enum Directions { NORTH, SOUTH, EAST, WEST };

struct Room
int exit[4];
char name[64];
char description[512];

You would then create an array of all of the rooms in your game:

Room rooms[64]; //create an array of 64 rooms
int iCurrentRoom = 0; //set the current room that the player is located in

When you actually create the rooms, you would set the name, description, and exit[] fields for each individual room. The exit[] array would contain the ID #''s of the room''s adjacent to the specified room.

rooms[0].exit[NORTH] = 1; //exiting room 0 to the north will bring you to room 1
rooms[0].exit[EAST] = 2; //exiting room 1 to the east will bring you to room 2

rooms[1].exit[SOUTH] = 0; //exiting room 1 to the north will bring you to room 0

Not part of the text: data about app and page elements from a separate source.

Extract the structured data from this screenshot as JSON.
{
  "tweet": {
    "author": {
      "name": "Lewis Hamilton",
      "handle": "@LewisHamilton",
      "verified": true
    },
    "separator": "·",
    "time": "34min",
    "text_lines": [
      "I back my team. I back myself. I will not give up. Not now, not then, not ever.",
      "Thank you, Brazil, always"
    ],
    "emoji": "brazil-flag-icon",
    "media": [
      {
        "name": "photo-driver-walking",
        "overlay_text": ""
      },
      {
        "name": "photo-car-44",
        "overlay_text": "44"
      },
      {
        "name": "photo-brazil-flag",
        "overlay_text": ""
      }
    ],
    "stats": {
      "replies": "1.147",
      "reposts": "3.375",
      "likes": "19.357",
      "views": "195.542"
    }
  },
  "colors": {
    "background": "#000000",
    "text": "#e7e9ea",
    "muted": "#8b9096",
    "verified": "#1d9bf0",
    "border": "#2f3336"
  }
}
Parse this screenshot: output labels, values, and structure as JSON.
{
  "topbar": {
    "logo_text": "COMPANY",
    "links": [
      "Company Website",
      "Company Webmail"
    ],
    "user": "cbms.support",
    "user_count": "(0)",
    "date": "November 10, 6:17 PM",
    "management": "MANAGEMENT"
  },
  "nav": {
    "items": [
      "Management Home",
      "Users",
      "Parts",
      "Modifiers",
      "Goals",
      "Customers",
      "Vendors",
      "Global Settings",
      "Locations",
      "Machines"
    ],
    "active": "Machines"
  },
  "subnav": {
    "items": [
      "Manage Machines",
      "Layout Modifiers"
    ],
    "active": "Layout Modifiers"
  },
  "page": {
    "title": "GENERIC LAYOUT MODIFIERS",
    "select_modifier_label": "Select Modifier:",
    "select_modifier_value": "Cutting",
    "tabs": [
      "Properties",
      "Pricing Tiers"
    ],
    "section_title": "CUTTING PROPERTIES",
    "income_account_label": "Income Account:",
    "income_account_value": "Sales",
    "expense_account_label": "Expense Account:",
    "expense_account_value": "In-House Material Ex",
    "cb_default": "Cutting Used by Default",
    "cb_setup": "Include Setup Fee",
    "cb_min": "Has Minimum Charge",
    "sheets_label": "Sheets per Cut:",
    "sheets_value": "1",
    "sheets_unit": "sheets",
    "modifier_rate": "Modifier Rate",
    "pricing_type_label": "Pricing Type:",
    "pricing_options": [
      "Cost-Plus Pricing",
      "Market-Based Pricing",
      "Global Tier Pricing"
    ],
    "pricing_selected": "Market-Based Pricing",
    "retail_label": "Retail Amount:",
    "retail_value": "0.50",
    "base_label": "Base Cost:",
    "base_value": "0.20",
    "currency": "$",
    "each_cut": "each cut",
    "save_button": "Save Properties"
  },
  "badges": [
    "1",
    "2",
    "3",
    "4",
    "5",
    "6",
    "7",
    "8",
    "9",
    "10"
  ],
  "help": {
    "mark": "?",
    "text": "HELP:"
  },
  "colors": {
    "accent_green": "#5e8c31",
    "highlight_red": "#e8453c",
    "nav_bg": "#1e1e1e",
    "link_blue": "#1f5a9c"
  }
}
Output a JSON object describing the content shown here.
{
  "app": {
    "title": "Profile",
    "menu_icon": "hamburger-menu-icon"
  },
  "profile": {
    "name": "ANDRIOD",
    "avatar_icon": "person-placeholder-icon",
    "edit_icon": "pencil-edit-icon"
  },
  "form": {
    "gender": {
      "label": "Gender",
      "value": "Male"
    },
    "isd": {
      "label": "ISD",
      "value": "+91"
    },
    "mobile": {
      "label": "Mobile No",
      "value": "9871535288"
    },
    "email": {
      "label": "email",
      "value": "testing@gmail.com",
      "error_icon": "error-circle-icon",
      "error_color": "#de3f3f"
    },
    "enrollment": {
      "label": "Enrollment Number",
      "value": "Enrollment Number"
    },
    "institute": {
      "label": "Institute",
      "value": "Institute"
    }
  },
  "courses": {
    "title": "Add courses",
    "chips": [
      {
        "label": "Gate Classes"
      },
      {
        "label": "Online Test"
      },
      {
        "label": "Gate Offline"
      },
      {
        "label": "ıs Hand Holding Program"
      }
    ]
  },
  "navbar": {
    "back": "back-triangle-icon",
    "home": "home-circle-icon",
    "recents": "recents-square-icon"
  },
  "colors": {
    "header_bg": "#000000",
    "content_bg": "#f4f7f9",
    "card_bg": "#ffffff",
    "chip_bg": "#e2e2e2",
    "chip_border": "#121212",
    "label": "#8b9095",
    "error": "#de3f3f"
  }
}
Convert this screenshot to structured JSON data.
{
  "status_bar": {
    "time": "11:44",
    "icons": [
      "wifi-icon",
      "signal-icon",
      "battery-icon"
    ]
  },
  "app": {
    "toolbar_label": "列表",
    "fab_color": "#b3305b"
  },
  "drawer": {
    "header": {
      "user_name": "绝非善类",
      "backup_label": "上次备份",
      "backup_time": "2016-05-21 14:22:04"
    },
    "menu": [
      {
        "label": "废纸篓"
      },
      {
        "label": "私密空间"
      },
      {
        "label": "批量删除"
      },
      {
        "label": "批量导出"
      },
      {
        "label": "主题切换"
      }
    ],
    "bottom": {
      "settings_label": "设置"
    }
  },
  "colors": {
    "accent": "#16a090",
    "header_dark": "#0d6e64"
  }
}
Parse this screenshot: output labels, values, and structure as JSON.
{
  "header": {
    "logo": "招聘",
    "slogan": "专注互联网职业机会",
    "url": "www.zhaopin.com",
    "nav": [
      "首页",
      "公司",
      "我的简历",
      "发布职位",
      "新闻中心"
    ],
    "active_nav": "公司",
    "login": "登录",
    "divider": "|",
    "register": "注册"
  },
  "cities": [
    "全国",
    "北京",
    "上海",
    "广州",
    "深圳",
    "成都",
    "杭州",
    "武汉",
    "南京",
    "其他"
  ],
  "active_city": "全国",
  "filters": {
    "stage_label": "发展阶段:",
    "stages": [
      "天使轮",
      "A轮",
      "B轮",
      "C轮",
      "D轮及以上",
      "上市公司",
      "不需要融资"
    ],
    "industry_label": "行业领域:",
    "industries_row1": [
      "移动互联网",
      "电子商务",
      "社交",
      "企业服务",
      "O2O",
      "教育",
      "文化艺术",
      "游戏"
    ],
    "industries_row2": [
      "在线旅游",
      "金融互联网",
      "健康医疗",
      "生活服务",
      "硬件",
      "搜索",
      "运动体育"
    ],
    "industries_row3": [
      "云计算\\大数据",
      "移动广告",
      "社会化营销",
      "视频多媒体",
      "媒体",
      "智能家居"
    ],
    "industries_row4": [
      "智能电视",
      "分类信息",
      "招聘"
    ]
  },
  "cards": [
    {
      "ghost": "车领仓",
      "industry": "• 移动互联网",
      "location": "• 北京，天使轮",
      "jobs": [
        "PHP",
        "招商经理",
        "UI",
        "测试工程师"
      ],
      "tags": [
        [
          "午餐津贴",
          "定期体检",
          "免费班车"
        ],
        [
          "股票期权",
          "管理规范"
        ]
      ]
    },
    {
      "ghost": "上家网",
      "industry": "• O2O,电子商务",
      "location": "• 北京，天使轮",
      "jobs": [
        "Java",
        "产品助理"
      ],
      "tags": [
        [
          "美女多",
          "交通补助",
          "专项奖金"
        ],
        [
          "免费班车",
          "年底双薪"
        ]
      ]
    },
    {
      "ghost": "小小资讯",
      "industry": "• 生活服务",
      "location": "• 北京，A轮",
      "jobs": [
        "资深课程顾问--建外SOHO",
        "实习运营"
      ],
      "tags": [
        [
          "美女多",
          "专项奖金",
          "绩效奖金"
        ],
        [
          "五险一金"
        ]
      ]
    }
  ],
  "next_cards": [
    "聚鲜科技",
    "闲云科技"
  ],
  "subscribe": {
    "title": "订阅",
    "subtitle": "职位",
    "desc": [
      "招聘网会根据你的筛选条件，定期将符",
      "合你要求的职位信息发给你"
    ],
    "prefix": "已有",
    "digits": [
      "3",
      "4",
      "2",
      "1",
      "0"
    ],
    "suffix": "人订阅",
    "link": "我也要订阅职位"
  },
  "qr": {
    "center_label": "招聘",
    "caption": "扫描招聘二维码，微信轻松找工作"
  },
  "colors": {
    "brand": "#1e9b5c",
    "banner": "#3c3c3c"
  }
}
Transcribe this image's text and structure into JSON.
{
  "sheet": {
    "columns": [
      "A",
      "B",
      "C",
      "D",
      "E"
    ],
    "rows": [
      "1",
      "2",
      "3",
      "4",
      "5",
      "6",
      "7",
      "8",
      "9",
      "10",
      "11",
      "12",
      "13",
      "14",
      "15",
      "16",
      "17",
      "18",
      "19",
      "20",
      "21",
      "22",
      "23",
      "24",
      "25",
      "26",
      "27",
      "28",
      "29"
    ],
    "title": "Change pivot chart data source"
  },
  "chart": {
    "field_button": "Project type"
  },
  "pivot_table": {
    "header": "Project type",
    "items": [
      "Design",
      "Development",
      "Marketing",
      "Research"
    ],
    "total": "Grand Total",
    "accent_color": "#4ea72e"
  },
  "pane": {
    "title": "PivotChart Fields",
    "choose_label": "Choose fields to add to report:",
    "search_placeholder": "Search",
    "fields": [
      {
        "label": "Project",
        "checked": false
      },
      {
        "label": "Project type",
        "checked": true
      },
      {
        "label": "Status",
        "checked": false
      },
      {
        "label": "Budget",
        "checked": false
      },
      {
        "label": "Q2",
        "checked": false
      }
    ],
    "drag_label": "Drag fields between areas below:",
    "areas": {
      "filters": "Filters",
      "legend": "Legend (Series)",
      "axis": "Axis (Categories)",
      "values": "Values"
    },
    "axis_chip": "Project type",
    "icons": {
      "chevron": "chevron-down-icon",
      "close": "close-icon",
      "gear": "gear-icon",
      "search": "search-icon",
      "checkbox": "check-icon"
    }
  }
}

By using a system like this, you can basically have a single game loop that processes the data of the current room that the player is in. Whenever the player types "north", for instance, the game would look at the entry for rooms[iCurrentRoom].exit[NORTH], and would find the ID # of the room to which the player will now move.

This is just one way to do it, and their may be better ways out there. I hope that helped a little (and I hope it wasn''t too confusing). Good luck!


Share this post

Link to post
Share on other sites
you could make it data driven. Store all the statements in a text file and load it up during the game when you need it. I dont know if that solves your problem though.
i really need more information to help you much. If you are doing something like
then yes, there is an easier way. Use functions. For example.

load each areas info from the textfile into an array and info about which directions you can move into an array. then a function like this will display the info. you can go from here this is just a simple example.

char* info[xsize][ysize];
int directions[xsize][ysize];
cout< if(directions==0)
cout<<"you can only move north";
cout<<"you can only move west";

Share this post

Link to post
Share on other sites

  • Advertisement

Important Information

By using, you agree to our community Guidelines, Terms of Use, and Privacy Policy. is your game development community. Create an account for your GameDev Portfolio and participate in the largest developer community in the games industry.

Sign me up!